◆ What this task involves:
Copy the entries exactly, leaving out nothing.

▬▬▬▬▬▬

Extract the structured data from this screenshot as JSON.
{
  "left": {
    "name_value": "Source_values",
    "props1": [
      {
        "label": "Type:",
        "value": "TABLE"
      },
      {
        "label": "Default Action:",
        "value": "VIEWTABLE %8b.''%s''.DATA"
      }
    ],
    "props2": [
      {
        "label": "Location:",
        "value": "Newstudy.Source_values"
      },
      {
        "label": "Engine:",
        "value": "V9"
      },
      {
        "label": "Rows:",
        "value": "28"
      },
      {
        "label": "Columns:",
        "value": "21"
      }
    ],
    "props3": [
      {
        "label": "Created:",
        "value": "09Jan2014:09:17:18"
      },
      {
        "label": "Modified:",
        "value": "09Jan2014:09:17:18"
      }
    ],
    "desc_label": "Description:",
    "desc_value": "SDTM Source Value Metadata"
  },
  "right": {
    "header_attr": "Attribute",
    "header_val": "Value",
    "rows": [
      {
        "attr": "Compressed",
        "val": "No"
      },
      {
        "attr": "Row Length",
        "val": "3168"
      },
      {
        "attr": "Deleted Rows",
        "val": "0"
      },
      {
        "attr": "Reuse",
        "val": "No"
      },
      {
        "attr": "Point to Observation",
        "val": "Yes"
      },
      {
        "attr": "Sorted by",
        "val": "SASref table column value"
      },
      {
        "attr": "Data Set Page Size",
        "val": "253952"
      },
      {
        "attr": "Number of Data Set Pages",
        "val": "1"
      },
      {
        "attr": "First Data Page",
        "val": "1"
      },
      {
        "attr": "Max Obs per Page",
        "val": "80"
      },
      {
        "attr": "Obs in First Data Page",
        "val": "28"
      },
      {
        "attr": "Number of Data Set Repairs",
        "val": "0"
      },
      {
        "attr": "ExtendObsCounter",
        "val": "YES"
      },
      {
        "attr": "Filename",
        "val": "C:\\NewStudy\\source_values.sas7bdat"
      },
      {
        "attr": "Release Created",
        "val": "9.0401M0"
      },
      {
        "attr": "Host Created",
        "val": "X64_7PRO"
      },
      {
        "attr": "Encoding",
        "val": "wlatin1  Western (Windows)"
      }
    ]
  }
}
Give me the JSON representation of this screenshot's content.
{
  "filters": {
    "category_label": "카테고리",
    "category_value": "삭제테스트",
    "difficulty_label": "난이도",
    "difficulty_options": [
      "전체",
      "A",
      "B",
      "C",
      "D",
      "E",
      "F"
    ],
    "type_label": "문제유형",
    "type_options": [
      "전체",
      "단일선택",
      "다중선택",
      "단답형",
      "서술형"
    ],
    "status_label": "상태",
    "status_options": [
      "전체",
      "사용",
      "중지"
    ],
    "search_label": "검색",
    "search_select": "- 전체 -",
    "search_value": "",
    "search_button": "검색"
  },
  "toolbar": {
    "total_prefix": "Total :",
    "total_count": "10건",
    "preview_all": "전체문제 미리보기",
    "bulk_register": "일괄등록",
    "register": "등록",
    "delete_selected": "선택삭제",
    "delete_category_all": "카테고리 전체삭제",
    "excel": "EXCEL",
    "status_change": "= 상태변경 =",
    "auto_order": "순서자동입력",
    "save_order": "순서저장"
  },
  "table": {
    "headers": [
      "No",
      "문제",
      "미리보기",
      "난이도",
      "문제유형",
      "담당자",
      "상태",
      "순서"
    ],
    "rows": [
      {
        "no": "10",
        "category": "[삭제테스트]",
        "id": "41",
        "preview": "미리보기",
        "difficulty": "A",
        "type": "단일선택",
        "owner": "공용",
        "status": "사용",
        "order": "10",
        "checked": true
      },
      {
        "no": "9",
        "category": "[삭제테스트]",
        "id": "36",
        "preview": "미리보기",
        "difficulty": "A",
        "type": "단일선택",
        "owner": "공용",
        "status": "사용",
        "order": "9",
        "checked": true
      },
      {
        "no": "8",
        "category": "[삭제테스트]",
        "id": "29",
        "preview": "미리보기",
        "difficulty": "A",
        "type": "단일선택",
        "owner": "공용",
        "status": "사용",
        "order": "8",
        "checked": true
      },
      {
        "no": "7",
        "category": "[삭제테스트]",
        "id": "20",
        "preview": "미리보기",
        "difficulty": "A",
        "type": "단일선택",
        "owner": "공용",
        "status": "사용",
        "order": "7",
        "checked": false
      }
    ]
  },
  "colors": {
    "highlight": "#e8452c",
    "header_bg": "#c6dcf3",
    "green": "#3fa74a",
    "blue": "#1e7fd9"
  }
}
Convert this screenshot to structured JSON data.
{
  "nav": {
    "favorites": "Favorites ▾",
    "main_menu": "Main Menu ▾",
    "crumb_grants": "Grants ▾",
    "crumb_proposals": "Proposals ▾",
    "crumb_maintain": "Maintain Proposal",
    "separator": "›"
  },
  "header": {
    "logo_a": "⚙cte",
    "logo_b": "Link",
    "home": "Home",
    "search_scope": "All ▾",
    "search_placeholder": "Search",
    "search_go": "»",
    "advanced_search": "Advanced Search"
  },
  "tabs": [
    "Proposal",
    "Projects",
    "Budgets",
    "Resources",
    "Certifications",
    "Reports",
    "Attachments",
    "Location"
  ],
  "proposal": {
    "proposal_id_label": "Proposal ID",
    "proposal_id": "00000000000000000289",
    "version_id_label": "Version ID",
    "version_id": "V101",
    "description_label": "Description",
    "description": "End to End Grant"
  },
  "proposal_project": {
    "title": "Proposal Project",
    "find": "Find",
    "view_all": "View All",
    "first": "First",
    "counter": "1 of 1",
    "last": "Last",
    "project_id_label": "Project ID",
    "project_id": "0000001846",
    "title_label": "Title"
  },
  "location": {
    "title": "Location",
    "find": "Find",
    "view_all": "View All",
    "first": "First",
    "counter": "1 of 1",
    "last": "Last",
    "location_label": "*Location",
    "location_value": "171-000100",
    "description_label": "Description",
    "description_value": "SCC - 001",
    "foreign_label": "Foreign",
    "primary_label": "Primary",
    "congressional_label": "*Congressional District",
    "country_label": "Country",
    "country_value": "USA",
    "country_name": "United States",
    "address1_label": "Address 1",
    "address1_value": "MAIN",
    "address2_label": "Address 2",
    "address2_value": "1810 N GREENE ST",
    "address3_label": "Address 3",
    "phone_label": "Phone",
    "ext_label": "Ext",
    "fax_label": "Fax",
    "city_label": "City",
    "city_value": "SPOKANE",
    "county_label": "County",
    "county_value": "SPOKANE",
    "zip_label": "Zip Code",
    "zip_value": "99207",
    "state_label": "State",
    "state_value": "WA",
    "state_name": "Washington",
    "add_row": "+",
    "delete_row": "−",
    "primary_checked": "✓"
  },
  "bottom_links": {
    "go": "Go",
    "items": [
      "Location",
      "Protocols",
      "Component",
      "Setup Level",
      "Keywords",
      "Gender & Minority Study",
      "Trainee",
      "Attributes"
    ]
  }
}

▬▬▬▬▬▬

◆ Output for this task:
Extract the structured data from this screenshot as JSON.
{
  "left": {
    "name_value": "Source_values",
    "props1": [
      {
        "label": "Type:",
        "value": "TABLE"
      },
      {
        "label": "Default Action:",
        "value": "VIEWTABLE %8b.''%s''.DATA"
      }
    ],
    "props2": [
      {
        "label": "Location:",
        "value": "Newstudy.Source_values"
      },
      {
        "label": "Engine:",
        "value": "V9"
      },
      {
        "label": "Rows:",
        "value": "28"
      },
      {
        "label": "Columns:",
        "value": "21"
      }
    ],
    "props3": [
      {
        "label": "Created:",
        "value": "09Jan2014:09:17:18"
      },
      {
        "label": "Modified:",
        "value": "09Jan2014:09:17:18"
      }
    ],
    "desc_label": "Description:",
    "desc_value": "SDTM Source Value Metadata"
  },
  "right": {
    "header_attr": "Attribute",
    "header_val": "Value",
    "rows": [
      {
        "attr": "Compressed",
        "val": "No"
      },
      {
        "attr": "Row Length",
        "val": "3168"
      },
      {
        "attr": "Deleted Rows",
        "val": "0"
      },
      {
        "attr": "Reuse",
        "val": "No"
      },
      {
        "attr": "Point to Observation",
        "val": "Yes"
      },
      {
        "attr": "Sorted by",
        "val": "SASref table column value"
      },
      {
        "attr": "Data Set Page Size",
        "val": "253952"
      },
      {
        "attr": "Number of Data Set Pages",
        "val": "1"
      },
      {
        "attr": "First Data Page",
        "val": "1"
      },
      {
        "attr": "Max Obs per Page",
        "val": "80"
      },
      {
        "attr": "Obs in First Data Page",
        "val": "28"
      },
      {
        "attr": "Number of Data Set Repairs",
        "val": "0"
      },
      {
        "attr": "ExtendObsCounter",
        "val": "YES"
      },
      {
        "attr": "Filename",
        "val": "C:\\NewStudy\\source_values.sas7bdat"
      },
      {
        "attr": "Release Created",
        "val": "9.0401M0"
      },
      {
        "attr": "Host Created",
        "val": "X64_7PRO"
      },
      {
        "attr": "Encoding",
        "val": "wlatin1  Western (Windows)"
      }
    ]
  }
}
Give me the JSON representation of this screenshot's content.
{
  "filters": {
    "category_label": "카테고리",
    "category_value": "삭제테스트",
    "difficulty_label": "난이도",
    "difficulty_options": [
      "전체",
      "A",
      "B",
      "C",
      "D",
      "E",
      "F"
    ],
    "type_label": "문제유형",
    "type_options": [
      "전체",
      "단일선택",
      "다중선택",
      "단답형",
      "서술형"
    ],
    "status_label": "상태",
    "status_options": [
      "전체",
      "사용",
      "중지"
    ],
    "search_label": "검색",
    "search_select": "- 전체 -",
    "search_value": "",
    "search_button": "검색"
  },
  "toolbar": {
    "total_prefix": "Total :",
    "total_count": "10건",
    "preview_all": "전체문제 미리보기",
    "bulk_register": "일괄등록",
    "register": "등록",
    "delete_selected": "선택삭제",
    "delete_category_all": "카테고리 전체삭제",
    "excel": "EXCEL",
    "status_change": "= 상태변경 =",
    "auto_order": "순서자동입력",
    "save_order": "순서저장"
  },
  "table": {
    "headers": [
      "No",
      "문제",
      "미리보기",
      "난이도",
      "문제유형",
      "담당자",
      "상태",
      "순서"
    ],
    "rows": [
      {
        "no": "10",
        "category": "[삭제테스트]",
        "id": "41",
        "preview": "미리보기",
        "difficulty": "A",
        "type": "단일선택",
        "owner": "공용",
        "status": "사용",
        "order": "10",
        "checked": true
      },
      {
        "no": "9",
        "category": "[삭제테스트]",
        "id": "36",
        "preview": "미리보기",
        "difficulty": "A",
        "type": "단일선택",
        "owner": "공용",
        "status": "사용",
        "order": "9",
        "checked": true
      },
      {
        "no": "8",
        "category": "[삭제테스트]",
        "id": "29",
        "preview": "미리보기",
        "difficulty": "A",
        "type": "단일선택",
        "owner": "공용",
        "status": "사용",
        "order": "8",
        "checked": true
      },
      {
        "no": "7",
        "category": "[삭제테스트]",
        "id": "20",
        "preview": "미리보기",
        "difficulty": "A",
        "type": "단일선택",
        "owner": "공용",
        "status": "사용",
        "order": "7",
        "checked": false
      }
    ]
  },
  "colors": {
    "highlight": "#e8452c",
    "header_bg": "#c6dcf3",
    "green": "#3fa74a",
    "blue": "#1e7fd9"
  }
}
Convert this screenshot to structured JSON data.
{
  "nav": {
    "favorites": "Favorites ▾",
    "main_menu": "Main Menu ▾",
    "crumb_grants": "Grants ▾",
    "crumb_proposals": "Proposals ▾",
    "crumb_maintain": "Maintain Proposal",
    "separator": "›"
  },
  "header": {
    "logo_a": "⚙cte",
    "logo_b": "Link",
    "home": "Home",
    "search_scope": "All ▾",
    "search_placeholder": "Search",
    "search_go": "»",
    "advanced_search": "Advanced Search"
  },
  "tabs": [
    "Proposal",
    "Projects",
    "Budgets",
    "Resources",
    "Certifications",
    "Reports",
    "Attachments",
    "Location"
  ],
  "proposal": {
    "proposal_id_label": "Proposal ID",
    "proposal_id": "00000000000000000289",
    "version_id_label": "Version ID",
    "version_id": "V101",
    "description_label": "Description",
    "description": "End to End Grant"
  },
  "proposal_project": {
    "title": "Proposal Project",
    "find": "Find",
    "view_all": "View All",
    "first": "First",
    "counter": "1 of 1",
    "last": "Last",
    "project_id_label": "Project ID",
    "project_id": "0000001846",
    "title_label": "Title"
  },
  "location": {
    "title": "Location",
    "find": "Find",
    "view_all": "View All",
    "first": "First",
    "counter": "1 of 1",
    "last": "Last",
    "location_label": "*Location",
    "location_value": "171-000100",
    "description_label": "Description",
    "description_value": "SCC - 001",
    "foreign_label": "Foreign",
    "primary_label": "Primary",
    "congressional_label": "*Congressional District",
    "country_label": "Country",
    "country_value": "USA",
    "country_name": "United States",
    "address1_label": "Address 1",
    "address1_value": "MAIN",
    "address2_label": "Address 2",
    "address2_value": "1810 N GREENE ST",
    "address3_label": "Address 3",
    "phone_label": "Phone",
    "ext_label": "Ext",
    "fax_label": "Fax",
    "city_label": "City",
    "city_value": "SPOKANE",
    "county_label": "County",
    "county_value": "SPOKANE",
    "zip_label": "Zip Code",
    "zip_value": "99207",
    "state_label": "State",
    "state_value": "WA",
    "state_name": "Washington",
    "add_row": "+",
    "delete_row": "−",
    "primary_checked": "✓"
  },
  "bottom_links": {
    "go": "Go",
    "items": [
      "Location",
      "Protocols",
      "Component",
      "Setup Level",
      "Keywords",
      "Gender & Minority Study",
      "Trainee",
      "Attributes"
    ]
  }
}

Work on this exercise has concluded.